State lawmakers have also caused a mismatch between revenues and spending in the state’s Transportation Fund. In the next budget, revenues are projected to fall $224 million short of the amount needed to maintain existing roads and bridges and fund other transportation projects at current levels.6

Wisconsin has closed larger budget gaps in the past, often by using budget gimmicks and one-time pots of money to support ongoing costs, which is considered a risky practice. While recent budget surpluses offered lawmakers an opportunity to get the state’s budget on a sound footing, lawmakers instead chose to enact large tax cuts that have opened up a hole in the state’s next budget.

Notes:

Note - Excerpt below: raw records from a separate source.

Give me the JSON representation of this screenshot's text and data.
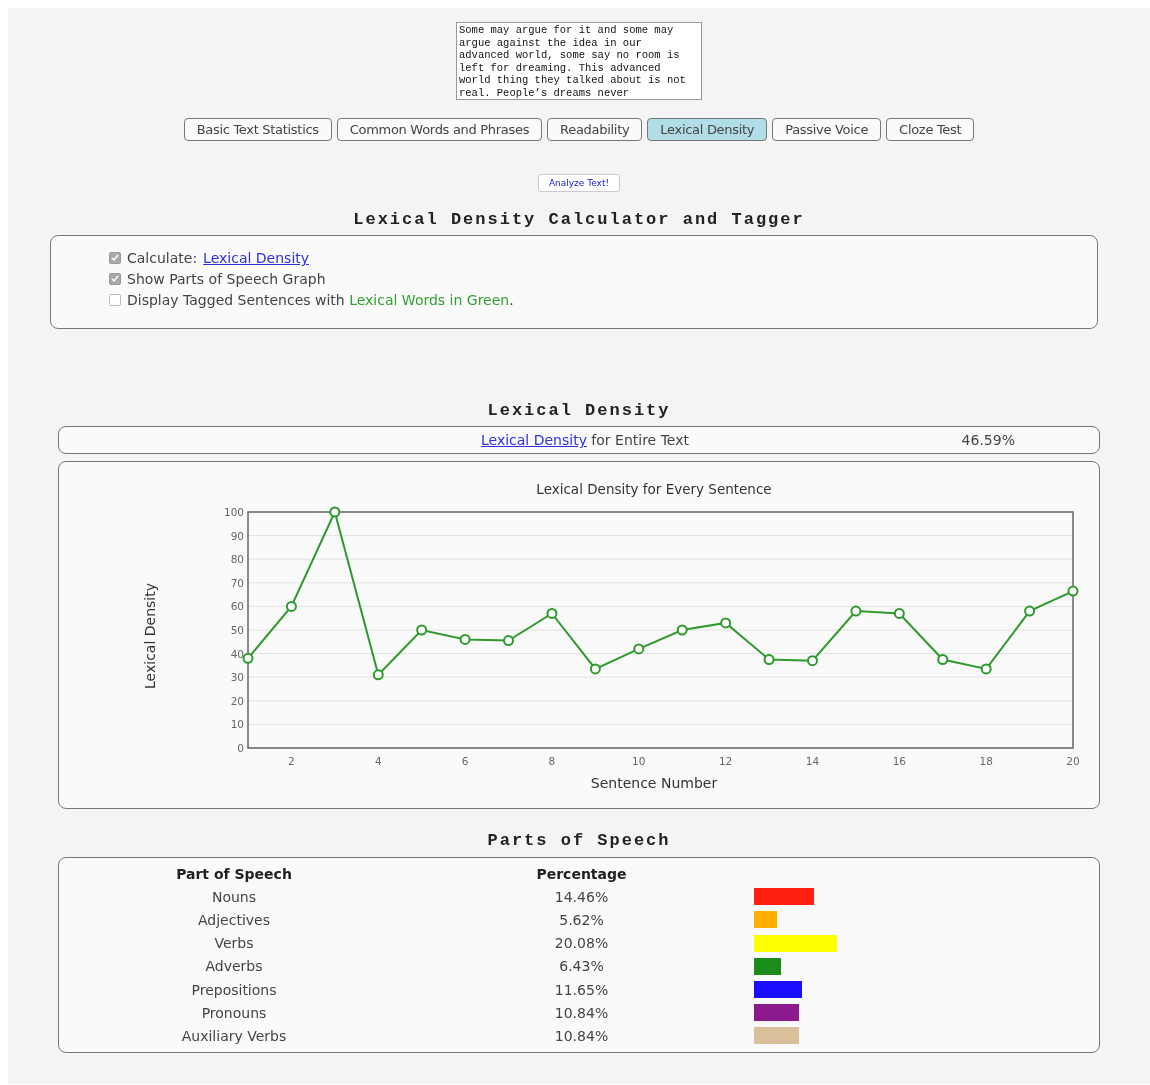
{
  "text_input": {
    "value": "Some may argue for it and some may argue against the idea in our advanced world, some say no room is left for dreaming. This advanced world thing they talked about is not real. People’s dreams never"
  },
  "tabs": [
    {
      "label": "Basic Text Statistics",
      "selected": false
    },
    {
      "label": "Common Words and Phrases",
      "selected": false
    },
    {
      "label": "Readability",
      "selected": false
    },
    {
      "label": "Lexical Density",
      "selected": true
    },
    {
      "label": "Passive Voice",
      "selected": false
    },
    {
      "label": "Cloze Test",
      "selected": false
    }
  ],
  "analyze_button": "Analyze Text!",
  "heading": "Lexical Density Calculator and Tagger",
  "options": [
    {
      "label": "Calculate: ",
      "link": "Lexical Density",
      "checked": true
    },
    {
      "label": "Show Parts of Speech Graph",
      "checked": true
    },
    {
      "label": "Display Tagged Sentences with ",
      "highlight": "Lexical Words in Green",
      "suffix": ".",
      "checked": false
    }
  ],
  "density_heading": "Lexical Density",
  "result": {
    "link": "Lexical Density",
    "label": " for Entire Text",
    "value": "46.59%"
  },
  "chart": {
    "chart_data": {
      "type": "line",
      "title": "Lexical Density for Every Sentence",
      "xlabel": "Sentence Number",
      "ylabel": "Lexical Density",
      "x": [
        1,
        2,
        3,
        4,
        5,
        6,
        7,
        8,
        9,
        10,
        11,
        12,
        13,
        14,
        15,
        16,
        17,
        18,
        19,
        20
      ],
      "grid": true,
      "series": [
        {
          "color": "#2e9a2e",
          "marker": "circle",
          "values": [
            38,
            60,
            100,
            31,
            50,
            46,
            45.5,
            57,
            33.5,
            42,
            50,
            53,
            37.5,
            37,
            58,
            57,
            37.5,
            33.5,
            58,
            66.5
          ]
        }
      ],
      "xlim": [
        1,
        20
      ],
      "ylim": [
        0,
        100
      ],
      "xticks": [
        2,
        4,
        6,
        8,
        10,
        12,
        14,
        16,
        18,
        20
      ],
      "yticks": [
        0,
        10,
        20,
        30,
        40,
        50,
        60,
        70,
        80,
        90,
        100
      ]
    }
  },
  "pos_heading": "Parts of Speech",
  "pos_table": {
    "columns": [
      "Part of Speech",
      "Percentage"
    ],
    "rows": [
      {
        "name": "Nouns",
        "percentage": "14.46%",
        "color": "#ff2010"
      },
      {
        "name": "Adjectives",
        "percentage": "5.62%",
        "color": "#ffb000"
      },
      {
        "name": "Verbs",
        "percentage": "20.08%",
        "color": "#ffff00"
      },
      {
        "name": "Adverbs",
        "percentage": "6.43%",
        "color": "#1a8c1a"
      },
      {
        "name": "Prepositions",
        "percentage": "11.65%",
        "color": "#1a10ff"
      },
      {
        "name": "Pronouns",
        "percentage": "10.84%",
        "color": "#8c1a8c"
      },
      {
        "name": "Auxiliary Verbs",
        "percentage": "10.84%",
        "color": "#d9bf9a"
      }
    ]
  }
}
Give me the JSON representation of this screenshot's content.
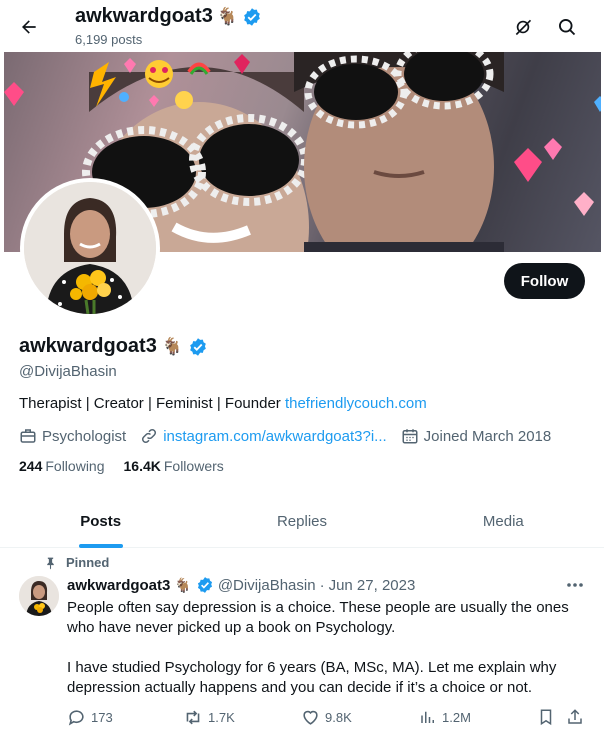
{
  "header": {
    "display_name": "awkwardgoat3",
    "name_emoji": "🐐",
    "posts_count": "6,199 posts",
    "back_icon": "arrow-left-icon",
    "grok_icon": "grok-icon",
    "search_icon": "search-icon"
  },
  "profile": {
    "display_name": "awkwardgoat3",
    "name_emoji": "🐐",
    "handle": "@DivijaBhasin",
    "bio_text": "Therapist | Creator | Feminist | Founder ",
    "bio_link": "thefriendlycouch.com",
    "category": "Psychologist",
    "website": "instagram.com/awkwardgoat3?i...",
    "joined": "Joined March 2018",
    "following_count": "244",
    "following_label": "Following",
    "followers_count": "16.4K",
    "followers_label": "Followers",
    "follow_button": "Follow"
  },
  "tabs": [
    {
      "label": "Posts",
      "active": true
    },
    {
      "label": "Replies",
      "active": false
    },
    {
      "label": "Media",
      "active": false
    }
  ],
  "post": {
    "pinned_label": "Pinned",
    "author_name": "awkwardgoat3",
    "author_emoji": "🐐",
    "author_handle": "@DivijaBhasin",
    "separator": "·",
    "date": "Jun 27, 2023",
    "text_1": "People often say depression is a choice. These people are usually the ones who have never picked up a book on Psychology.",
    "text_2": "I have studied Psychology for 6 years (BA, MSc, MA). Let me explain why depression actually happens and you can decide if it’s a choice or not.",
    "replies": "173",
    "reposts": "1.7K",
    "likes": "9.8K",
    "views": "1.2M"
  },
  "colors": {
    "accent": "#1d9bf0",
    "text": "#0f1419",
    "muted": "#536471",
    "verified": "#1d9bf0"
  }
}
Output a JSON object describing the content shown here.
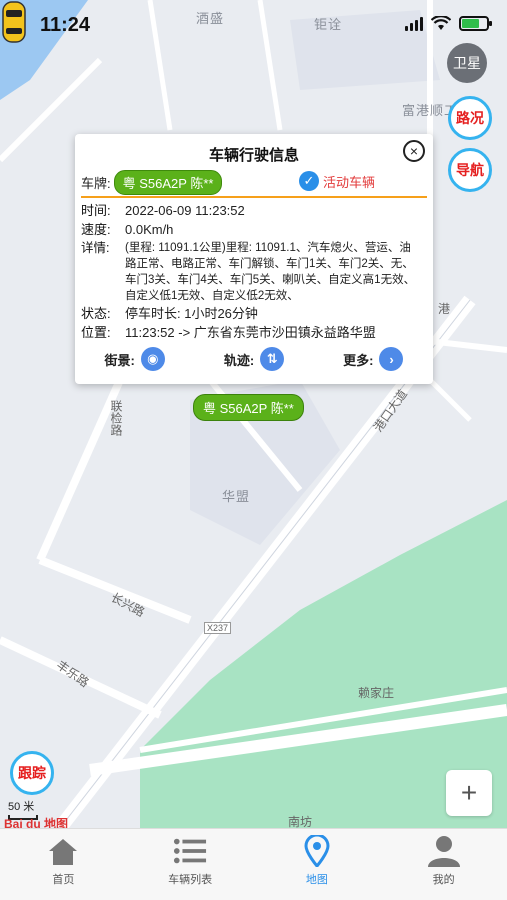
{
  "status_bar": {
    "time": "11:24"
  },
  "map": {
    "satellite_label": "卫星",
    "traffic_label": "路况",
    "navigate_label": "导航",
    "follow_label": "跟踪",
    "zoom_in_label": "+",
    "scale_label": "50 米",
    "logo_text": "Bai du 地图",
    "place_labels": {
      "top1": "酒盛",
      "top2": "钜诠",
      "industrial": "富港顺工业园",
      "huameng": "华盟",
      "lianjian_rd": "联检路",
      "changxing_rd": "长兴路",
      "fengle_rd": "丰乐路",
      "gangkou_rd": "港口大道",
      "gang": "港",
      "zhaojiazhuang": "赖家庄",
      "x237": "X237",
      "south": "南坊"
    }
  },
  "popup": {
    "title": "车辆行驶信息",
    "close_icon": "×",
    "plate_key": "车牌:",
    "plate_value": "粤 S56A2P 陈**",
    "active_label": "活动车辆",
    "rows": {
      "time_key": "时间:",
      "time_val": "2022-06-09 11:23:52",
      "speed_key": "速度:",
      "speed_val": "0.0Km/h",
      "detail_key": "详情:",
      "detail_val": "(里程: 11091.1公里)里程: 11091.1、汽车熄火、营运、油路正常、电路正常、车门解锁、车门1关、车门2关、无、车门3关、车门4关、车门5关、喇叭关、自定义高1无效、自定义低1无效、自定义低2无效、",
      "status_key": "状态:",
      "status_val": "停车时长: 1小时26分钟",
      "location_key": "位置:",
      "location_val": "11:23:52 -> 广东省东莞市沙田镇永益路华盟"
    },
    "actions": {
      "street_label": "街景:",
      "track_label": "轨迹:",
      "more_label": "更多:"
    }
  },
  "vehicle_marker": {
    "label": "粤 S56A2P 陈**"
  },
  "tabbar": {
    "items": [
      {
        "label": "首页"
      },
      {
        "label": "车辆列表"
      },
      {
        "label": "地图"
      },
      {
        "label": "我的"
      }
    ]
  },
  "colors": {
    "accent_blue": "#2a8fe8",
    "plate_green": "#5bb11a",
    "alert_red": "#e52020",
    "divider_orange": "#f6a01a",
    "park_green": "#a8e3c3"
  }
}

“Tax Law Changes Since January 2011,” Legislative Fiscal Bureau memo, April 30, 2014.
2“Missing Out: Recent Tax Cuts Deliver Little to People Who Earn the Least,” Wisconsin Budget Project, June 3, 2014.
3Legislative Fiscal Bureau staff.
4“State Debt Related Questions,” June 25, 2013 and “State Level Debt Issuance: Informational Paper 78,” January 2013, both from the Legislative Fiscal Bureau.
5The Government Finance Officers Association recommends that “governments, regardless of size, maintain unrestricted fund balance in their General Fund of no less than two months of regular General Fund operating revenues or regular General Fund operating expenditures.” A related footnote goes on to explain that a “significantly lower” level “may be appropriate for states,” but does not specify what that level might be. Wisconsin has a budget stabilization fund, which serves many of the same functions as a fund balance, in addition to the actual balance in the state’s General Fund. State statutes require half of budget surpluses to be transferred to the budget stabilization fund, although lawmakers overrode that provision in 2014. Wisconsin currently has a balance of $279 million in the budget stabilization fund, and another $165 million projected as a FY 2015 year-end balance in the General Fund, for combined budget reserves of $444 million.
6Legislative Fiscal Bureau memo, January 16, 2014.